Another point which I have experienced myself a lot in the past and probably still am! I like long-term relationships. With men, friendships, skincare, my hairdresser, my tailor, brands and retailers. But when it comes to clothes, this can mean I’m not being very open minded and end up purchasing the same styles and same clothes over and over again. I ended up going through a cropped, embellished cardigan phase with a particular brand in my 20’s. I also had a phase where I purchased 50’s and 60’s style dresses, this was when the Mad Men series was really popular. But shopping at the same one or two brands for years on end, to the exclusion of being open to others you haven’t considered, can have an adverse effect on your personal style.
I’ve discovered straight leg trousers and the high-waisted paper-bag trouser style thanks to trying out the French label, Sezane. I’ve begun to invest in quality knitwear, basics and coats thanks to trying out Reiss. I ended up finding some great quality jeans and discovering my love for pleated midi length skirts by trying out Ted Baker. But I wouldn’t have been able to find out which styles I feel comfortable in now, had I stuck with the same brands and not been open minded.
If your wardrobe consists of mainly one or two retailers and you’re not happy with your personal style, then perhaps it’s time to try out some new retailers. I’m not suggesting you go from the premium high street to fast fashion or vice versa – however using Pinterest, YouTube or Instagram can be a great way to discover new retailers from other people which you may not have considered. This has been how I have discovered some of my most favourite brands.
10. You haven’t invested in wardrobe basics
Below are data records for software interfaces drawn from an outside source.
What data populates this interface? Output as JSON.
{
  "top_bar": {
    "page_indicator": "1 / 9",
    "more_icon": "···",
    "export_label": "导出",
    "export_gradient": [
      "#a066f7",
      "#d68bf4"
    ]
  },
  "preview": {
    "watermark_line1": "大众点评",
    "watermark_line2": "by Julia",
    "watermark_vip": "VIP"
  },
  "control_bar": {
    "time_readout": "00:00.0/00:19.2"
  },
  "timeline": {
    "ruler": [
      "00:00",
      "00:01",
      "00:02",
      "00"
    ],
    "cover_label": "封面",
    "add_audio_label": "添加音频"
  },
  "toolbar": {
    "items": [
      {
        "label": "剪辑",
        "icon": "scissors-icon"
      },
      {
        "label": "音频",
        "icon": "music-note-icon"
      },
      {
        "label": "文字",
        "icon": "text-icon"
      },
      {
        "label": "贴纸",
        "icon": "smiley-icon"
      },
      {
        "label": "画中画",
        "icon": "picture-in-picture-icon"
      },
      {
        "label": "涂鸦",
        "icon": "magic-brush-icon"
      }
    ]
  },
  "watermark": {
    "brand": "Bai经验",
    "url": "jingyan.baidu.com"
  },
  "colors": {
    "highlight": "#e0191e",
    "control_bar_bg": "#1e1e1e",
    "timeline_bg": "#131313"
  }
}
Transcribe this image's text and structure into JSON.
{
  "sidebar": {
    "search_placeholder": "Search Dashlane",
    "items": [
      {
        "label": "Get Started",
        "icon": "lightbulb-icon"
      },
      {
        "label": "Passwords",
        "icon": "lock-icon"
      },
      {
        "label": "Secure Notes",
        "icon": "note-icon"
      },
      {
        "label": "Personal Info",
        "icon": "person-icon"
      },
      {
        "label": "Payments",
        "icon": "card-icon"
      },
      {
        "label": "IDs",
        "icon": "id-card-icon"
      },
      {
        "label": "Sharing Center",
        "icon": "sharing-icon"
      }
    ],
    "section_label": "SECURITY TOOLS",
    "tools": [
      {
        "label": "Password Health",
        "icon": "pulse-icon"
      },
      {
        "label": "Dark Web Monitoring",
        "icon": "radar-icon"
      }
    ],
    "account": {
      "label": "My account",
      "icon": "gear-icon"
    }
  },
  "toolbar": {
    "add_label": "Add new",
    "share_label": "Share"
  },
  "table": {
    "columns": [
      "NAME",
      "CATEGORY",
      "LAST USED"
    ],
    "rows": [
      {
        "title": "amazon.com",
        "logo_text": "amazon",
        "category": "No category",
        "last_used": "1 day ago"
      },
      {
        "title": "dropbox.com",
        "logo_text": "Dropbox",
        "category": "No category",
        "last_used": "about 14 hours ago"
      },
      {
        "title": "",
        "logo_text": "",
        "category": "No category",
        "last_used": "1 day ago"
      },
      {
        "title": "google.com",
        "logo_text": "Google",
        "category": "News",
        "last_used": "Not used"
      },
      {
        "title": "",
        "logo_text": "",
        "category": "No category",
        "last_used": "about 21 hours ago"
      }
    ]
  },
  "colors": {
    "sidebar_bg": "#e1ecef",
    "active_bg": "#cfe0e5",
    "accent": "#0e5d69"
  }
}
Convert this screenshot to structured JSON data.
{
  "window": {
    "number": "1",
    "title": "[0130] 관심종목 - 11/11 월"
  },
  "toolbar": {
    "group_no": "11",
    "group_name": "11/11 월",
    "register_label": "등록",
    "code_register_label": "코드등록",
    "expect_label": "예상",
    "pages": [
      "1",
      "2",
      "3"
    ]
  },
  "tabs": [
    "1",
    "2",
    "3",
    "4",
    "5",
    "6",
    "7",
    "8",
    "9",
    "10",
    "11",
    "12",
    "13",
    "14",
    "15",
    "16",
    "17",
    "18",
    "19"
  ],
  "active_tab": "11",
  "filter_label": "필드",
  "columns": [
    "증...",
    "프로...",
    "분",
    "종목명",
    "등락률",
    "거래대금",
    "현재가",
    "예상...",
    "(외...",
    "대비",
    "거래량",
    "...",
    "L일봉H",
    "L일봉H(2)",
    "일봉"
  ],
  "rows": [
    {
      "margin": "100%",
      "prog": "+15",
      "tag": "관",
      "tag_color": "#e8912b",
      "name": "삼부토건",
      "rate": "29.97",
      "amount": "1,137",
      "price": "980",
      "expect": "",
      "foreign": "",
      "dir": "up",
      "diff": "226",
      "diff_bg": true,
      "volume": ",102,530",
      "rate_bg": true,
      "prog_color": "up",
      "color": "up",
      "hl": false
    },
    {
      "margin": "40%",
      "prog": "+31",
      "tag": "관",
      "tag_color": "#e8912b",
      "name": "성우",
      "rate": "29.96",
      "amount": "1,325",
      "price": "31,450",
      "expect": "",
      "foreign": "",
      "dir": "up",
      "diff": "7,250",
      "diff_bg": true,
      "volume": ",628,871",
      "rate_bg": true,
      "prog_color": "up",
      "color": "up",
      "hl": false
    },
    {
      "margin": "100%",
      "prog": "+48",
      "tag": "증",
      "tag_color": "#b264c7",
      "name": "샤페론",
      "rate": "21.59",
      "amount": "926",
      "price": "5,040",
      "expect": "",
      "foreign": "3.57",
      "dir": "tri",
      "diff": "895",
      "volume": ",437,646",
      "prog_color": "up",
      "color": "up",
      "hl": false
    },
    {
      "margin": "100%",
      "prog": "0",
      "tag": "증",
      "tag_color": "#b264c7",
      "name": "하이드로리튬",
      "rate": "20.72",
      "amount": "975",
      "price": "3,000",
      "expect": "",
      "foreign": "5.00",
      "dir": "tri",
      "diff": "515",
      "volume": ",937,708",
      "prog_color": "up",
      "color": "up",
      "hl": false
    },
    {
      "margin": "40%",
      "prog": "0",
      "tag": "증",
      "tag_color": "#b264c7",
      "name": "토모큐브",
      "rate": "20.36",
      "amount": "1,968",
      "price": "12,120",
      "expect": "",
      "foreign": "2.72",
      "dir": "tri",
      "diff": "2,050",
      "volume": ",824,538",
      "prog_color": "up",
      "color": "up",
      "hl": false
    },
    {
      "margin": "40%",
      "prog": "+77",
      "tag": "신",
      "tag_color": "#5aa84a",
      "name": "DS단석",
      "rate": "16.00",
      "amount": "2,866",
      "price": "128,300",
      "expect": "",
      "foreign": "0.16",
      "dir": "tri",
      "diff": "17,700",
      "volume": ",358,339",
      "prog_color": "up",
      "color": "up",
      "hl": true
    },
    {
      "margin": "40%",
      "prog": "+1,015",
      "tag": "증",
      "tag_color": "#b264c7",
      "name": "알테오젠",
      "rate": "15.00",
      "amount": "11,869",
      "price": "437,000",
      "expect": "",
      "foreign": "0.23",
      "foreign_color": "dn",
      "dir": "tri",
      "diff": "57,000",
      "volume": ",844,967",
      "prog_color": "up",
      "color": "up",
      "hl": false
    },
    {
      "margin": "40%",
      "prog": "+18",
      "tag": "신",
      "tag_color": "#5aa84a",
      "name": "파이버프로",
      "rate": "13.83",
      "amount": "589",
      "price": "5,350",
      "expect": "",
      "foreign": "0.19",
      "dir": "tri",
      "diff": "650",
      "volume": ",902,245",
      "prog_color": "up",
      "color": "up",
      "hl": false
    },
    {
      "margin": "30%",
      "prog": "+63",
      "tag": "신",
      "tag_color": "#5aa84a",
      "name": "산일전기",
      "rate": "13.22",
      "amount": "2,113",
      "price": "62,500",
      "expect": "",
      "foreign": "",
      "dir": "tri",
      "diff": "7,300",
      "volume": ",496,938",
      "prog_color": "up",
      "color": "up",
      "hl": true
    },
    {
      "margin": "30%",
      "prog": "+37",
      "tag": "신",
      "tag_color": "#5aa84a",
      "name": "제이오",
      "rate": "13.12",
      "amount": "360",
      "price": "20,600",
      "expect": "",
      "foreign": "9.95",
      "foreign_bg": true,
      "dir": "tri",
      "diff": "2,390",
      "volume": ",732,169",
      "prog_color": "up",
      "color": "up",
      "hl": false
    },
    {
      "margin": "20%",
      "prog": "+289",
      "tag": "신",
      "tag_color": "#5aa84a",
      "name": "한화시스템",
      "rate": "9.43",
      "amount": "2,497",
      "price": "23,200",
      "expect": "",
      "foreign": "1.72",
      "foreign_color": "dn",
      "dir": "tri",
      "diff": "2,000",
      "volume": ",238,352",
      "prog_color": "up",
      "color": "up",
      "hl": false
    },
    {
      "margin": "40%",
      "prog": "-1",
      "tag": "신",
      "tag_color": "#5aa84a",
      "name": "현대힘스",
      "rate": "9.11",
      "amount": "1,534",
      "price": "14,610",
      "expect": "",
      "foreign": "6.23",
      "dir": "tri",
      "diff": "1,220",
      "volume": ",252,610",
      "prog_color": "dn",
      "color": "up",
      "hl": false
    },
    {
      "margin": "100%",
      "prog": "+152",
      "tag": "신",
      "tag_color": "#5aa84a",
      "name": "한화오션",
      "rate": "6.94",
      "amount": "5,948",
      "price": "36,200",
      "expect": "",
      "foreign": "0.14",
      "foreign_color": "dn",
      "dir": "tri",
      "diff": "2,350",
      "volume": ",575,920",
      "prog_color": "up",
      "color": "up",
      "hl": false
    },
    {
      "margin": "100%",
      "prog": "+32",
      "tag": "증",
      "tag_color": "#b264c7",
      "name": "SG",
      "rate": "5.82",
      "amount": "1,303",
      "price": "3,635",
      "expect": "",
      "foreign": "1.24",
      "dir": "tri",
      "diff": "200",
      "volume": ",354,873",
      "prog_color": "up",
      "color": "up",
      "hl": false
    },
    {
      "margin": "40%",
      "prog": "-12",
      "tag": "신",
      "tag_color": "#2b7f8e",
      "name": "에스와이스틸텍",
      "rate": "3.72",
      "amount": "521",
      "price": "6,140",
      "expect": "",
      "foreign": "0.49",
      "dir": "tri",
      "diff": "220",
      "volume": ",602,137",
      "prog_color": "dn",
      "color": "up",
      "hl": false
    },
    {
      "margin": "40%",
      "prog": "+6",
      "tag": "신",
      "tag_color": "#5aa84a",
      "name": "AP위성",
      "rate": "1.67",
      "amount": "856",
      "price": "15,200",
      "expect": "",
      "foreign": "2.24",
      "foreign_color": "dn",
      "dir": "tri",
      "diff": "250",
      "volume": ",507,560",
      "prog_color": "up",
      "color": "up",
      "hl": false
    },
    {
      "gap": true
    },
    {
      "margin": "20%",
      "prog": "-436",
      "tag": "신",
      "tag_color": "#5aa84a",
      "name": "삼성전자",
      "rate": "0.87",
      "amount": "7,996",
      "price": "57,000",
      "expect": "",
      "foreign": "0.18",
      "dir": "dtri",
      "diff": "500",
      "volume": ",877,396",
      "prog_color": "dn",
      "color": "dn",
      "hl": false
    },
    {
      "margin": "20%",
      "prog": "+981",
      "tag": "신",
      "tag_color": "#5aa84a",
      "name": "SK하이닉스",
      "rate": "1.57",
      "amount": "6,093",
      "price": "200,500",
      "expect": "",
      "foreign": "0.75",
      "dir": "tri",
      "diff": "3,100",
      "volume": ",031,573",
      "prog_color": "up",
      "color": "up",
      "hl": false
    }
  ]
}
Another mistake I’ve made and which I’m really focusing on correcting now in my own wardrobe… Wardrobe basics or wardrobe essentials are like the foundation of a house. If you don’t have a stable foundation in place, the house won’t last. So, it doesn’t matter how many statement-ish pretty pieces, event items, going out clothes or eye catching colours you have in your closet…If these aren’t the pieces you’re reaching for on a daily or weekly basis, then these aren’t the items which form the structure of your wardrobe. Re-doing our personal style, re-setting our wardrobe, requires us to look at the foundations and although it may not seem exciting at first, we must consider the basics.
This is the advice I read about when I was younger and never paid attention to. Just like neutrals, I ignored it. So, if I could recommend one tip out of this list, this is the one! What are wardrobe basics? This is going to partly depend on your lifestyle and the climate in which you live in. And I’m going to be sharing a video specifically on this soon on my YouTube channel. But until then, some general suggestions are:
- Smart trousers
- Collared shirts
- Smart blazers or jackets
- Practical outerwear such as coats
- Footwear fit for your lifestyle
These are the items that we need, ideally in neutral colours. You don’t need to spend a fortune on these pieces but you will notice if you don’t have the basics in your wardrobe. So, if you have any questions about wardrobe basics, let me know and I’ll include that in a future video.
I’d love to hear which of these tips resonated with you the most and if you have any suggestions or recommendations, please share these in the comments section below so we can all learn from and help each other. I’m on this journey myself and there’s so much I still have to learn, so I’d love to hear your thoughts on this topic too.